- Exercise description -
Repeat the whole of the data, keeping every detail the same.

****

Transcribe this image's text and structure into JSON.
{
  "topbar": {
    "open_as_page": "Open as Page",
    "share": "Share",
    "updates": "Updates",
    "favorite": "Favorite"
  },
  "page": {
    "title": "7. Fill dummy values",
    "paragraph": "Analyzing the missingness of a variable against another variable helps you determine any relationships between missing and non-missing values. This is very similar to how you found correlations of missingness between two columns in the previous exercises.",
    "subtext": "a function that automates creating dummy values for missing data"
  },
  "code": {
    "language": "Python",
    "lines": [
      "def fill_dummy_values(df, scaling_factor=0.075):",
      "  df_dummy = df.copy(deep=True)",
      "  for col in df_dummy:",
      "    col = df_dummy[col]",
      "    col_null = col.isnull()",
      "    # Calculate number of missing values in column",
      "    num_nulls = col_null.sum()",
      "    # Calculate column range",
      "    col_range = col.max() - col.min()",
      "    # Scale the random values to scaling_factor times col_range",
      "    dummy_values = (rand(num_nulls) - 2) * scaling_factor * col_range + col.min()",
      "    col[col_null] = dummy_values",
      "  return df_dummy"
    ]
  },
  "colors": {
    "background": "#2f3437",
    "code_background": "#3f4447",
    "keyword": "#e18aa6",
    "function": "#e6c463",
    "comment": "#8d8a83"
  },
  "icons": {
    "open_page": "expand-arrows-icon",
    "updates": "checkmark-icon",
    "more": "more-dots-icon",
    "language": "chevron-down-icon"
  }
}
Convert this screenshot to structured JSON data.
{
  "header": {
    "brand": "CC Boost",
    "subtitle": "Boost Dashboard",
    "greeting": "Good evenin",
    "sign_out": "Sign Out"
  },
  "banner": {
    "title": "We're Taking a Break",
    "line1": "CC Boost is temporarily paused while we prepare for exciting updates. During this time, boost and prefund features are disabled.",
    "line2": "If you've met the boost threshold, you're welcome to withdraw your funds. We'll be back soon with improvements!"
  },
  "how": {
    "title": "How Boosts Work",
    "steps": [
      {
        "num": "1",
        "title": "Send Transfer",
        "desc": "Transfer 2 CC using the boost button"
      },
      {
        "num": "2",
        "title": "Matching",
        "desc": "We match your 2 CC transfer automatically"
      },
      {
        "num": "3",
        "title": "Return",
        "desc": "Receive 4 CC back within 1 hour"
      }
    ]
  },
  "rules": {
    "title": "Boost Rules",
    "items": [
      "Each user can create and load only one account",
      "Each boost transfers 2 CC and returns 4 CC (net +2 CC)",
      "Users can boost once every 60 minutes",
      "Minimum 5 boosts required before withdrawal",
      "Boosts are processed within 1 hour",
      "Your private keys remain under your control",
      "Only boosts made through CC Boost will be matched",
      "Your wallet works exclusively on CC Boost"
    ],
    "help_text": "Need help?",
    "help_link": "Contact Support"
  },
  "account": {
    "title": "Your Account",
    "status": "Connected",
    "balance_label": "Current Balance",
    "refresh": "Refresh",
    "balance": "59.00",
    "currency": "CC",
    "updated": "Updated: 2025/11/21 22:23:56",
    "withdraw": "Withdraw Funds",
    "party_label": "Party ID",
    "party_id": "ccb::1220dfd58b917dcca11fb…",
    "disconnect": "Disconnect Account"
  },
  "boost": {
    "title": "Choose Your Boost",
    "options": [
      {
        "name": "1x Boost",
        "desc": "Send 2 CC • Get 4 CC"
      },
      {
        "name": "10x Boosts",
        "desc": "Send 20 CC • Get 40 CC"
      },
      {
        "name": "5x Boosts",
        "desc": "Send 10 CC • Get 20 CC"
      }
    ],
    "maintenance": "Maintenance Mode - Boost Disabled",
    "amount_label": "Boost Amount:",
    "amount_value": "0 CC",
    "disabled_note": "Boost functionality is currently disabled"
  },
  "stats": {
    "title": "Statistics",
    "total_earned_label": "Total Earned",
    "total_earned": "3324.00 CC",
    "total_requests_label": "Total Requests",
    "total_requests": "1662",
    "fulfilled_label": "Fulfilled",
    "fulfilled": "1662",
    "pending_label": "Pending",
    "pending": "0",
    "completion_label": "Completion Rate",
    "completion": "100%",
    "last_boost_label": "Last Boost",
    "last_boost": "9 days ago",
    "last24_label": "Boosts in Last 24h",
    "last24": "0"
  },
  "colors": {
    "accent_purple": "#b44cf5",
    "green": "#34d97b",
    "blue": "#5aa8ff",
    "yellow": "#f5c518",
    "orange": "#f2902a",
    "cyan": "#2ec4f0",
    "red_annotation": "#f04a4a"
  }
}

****

- Response to this task -
Transcribe this image's text and structure into JSON.
{
  "topbar": {
    "open_as_page": "Open as Page",
    "share": "Share",
    "updates": "Updates",
    "favorite": "Favorite"
  },
  "page": {
    "title": "7. Fill dummy values",
    "paragraph": "Analyzing the missingness of a variable against another variable helps you determine any relationships between missing and non-missing values. This is very similar to how you found correlations of missingness between two columns in the previous exercises.",
    "subtext": "a function that automates creating dummy values for missing data"
  },
  "code": {
    "language": "Python",
    "lines": [
      "def fill_dummy_values(df, scaling_factor=0.075):",
      "  df_dummy = df.copy(deep=True)",
      "  for col in df_dummy:",
      "    col = df_dummy[col]",
      "    col_null = col.isnull()",
      "    # Calculate number of missing values in column",
      "    num_nulls = col_null.sum()",
      "    # Calculate column range",
      "    col_range = col.max() - col.min()",
      "    # Scale the random values to scaling_factor times col_range",
      "    dummy_values = (rand(num_nulls) - 2) * scaling_factor * col_range + col.min()",
      "    col[col_null] = dummy_values",
      "  return df_dummy"
    ]
  },
  "colors": {
    "background": "#2f3437",
    "code_background": "#3f4447",
    "keyword": "#e18aa6",
    "function": "#e6c463",
    "comment": "#8d8a83"
  },
  "icons": {
    "open_page": "expand-arrows-icon",
    "updates": "checkmark-icon",
    "more": "more-dots-icon",
    "language": "chevron-down-icon"
  }
}
Convert this screenshot to structured JSON data.
{
  "header": {
    "brand": "CC Boost",
    "subtitle": "Boost Dashboard",
    "greeting": "Good evenin",
    "sign_out": "Sign Out"
  },
  "banner": {
    "title": "We're Taking a Break",
    "line1": "CC Boost is temporarily paused while we prepare for exciting updates. During this time, boost and prefund features are disabled.",
    "line2": "If you've met the boost threshold, you're welcome to withdraw your funds. We'll be back soon with improvements!"
  },
  "how": {
    "title": "How Boosts Work",
    "steps": [
      {
        "num": "1",
        "title": "Send Transfer",
        "desc": "Transfer 2 CC using the boost button"
      },
      {
        "num": "2",
        "title": "Matching",
        "desc": "We match your 2 CC transfer automatically"
      },
      {
        "num": "3",
        "title": "Return",
        "desc": "Receive 4 CC back within 1 hour"
      }
    ]
  },
  "rules": {
    "title": "Boost Rules",
    "items": [
      "Each user can create and load only one account",
      "Each boost transfers 2 CC and returns 4 CC (net +2 CC)",
      "Users can boost once every 60 minutes",
      "Minimum 5 boosts required before withdrawal",
      "Boosts are processed within 1 hour",
      "Your private keys remain under your control",
      "Only boosts made through CC Boost will be matched",
      "Your wallet works exclusively on CC Boost"
    ],
    "help_text": "Need help?",
    "help_link": "Contact Support"
  },
  "account": {
    "title": "Your Account",
    "status": "Connected",
    "balance_label": "Current Balance",
    "refresh": "Refresh",
    "balance": "59.00",
    "currency": "CC",
    "updated": "Updated: 2025/11/21 22:23:56",
    "withdraw": "Withdraw Funds",
    "party_label": "Party ID",
    "party_id": "ccb::1220dfd58b917dcca11fb…",
    "disconnect": "Disconnect Account"
  },
  "boost": {
    "title": "Choose Your Boost",
    "options": [
      {
        "name": "1x Boost",
        "desc": "Send 2 CC • Get 4 CC"
      },
      {
        "name": "10x Boosts",
        "desc": "Send 20 CC • Get 40 CC"
      },
      {
        "name": "5x Boosts",
        "desc": "Send 10 CC • Get 20 CC"
      }
    ],
    "maintenance": "Maintenance Mode - Boost Disabled",
    "amount_label": "Boost Amount:",
    "amount_value": "0 CC",
    "disabled_note": "Boost functionality is currently disabled"
  },
  "stats": {
    "title": "Statistics",
    "total_earned_label": "Total Earned",
    "total_earned": "3324.00 CC",
    "total_requests_label": "Total Requests",
    "total_requests": "1662",
    "fulfilled_label": "Fulfilled",
    "fulfilled": "1662",
    "pending_label": "Pending",
    "pending": "0",
    "completion_label": "Completion Rate",
    "completion": "100%",
    "last_boost_label": "Last Boost",
    "last_boost": "9 days ago",
    "last24_label": "Boosts in Last 24h",
    "last24": "0"
  },
  "colors": {
    "accent_purple": "#b44cf5",
    "green": "#34d97b",
    "blue": "#5aa8ff",
    "yellow": "#f5c518",
    "orange": "#f2902a",
    "cyan": "#2ec4f0",
    "red_annotation": "#f04a4a"
  }
}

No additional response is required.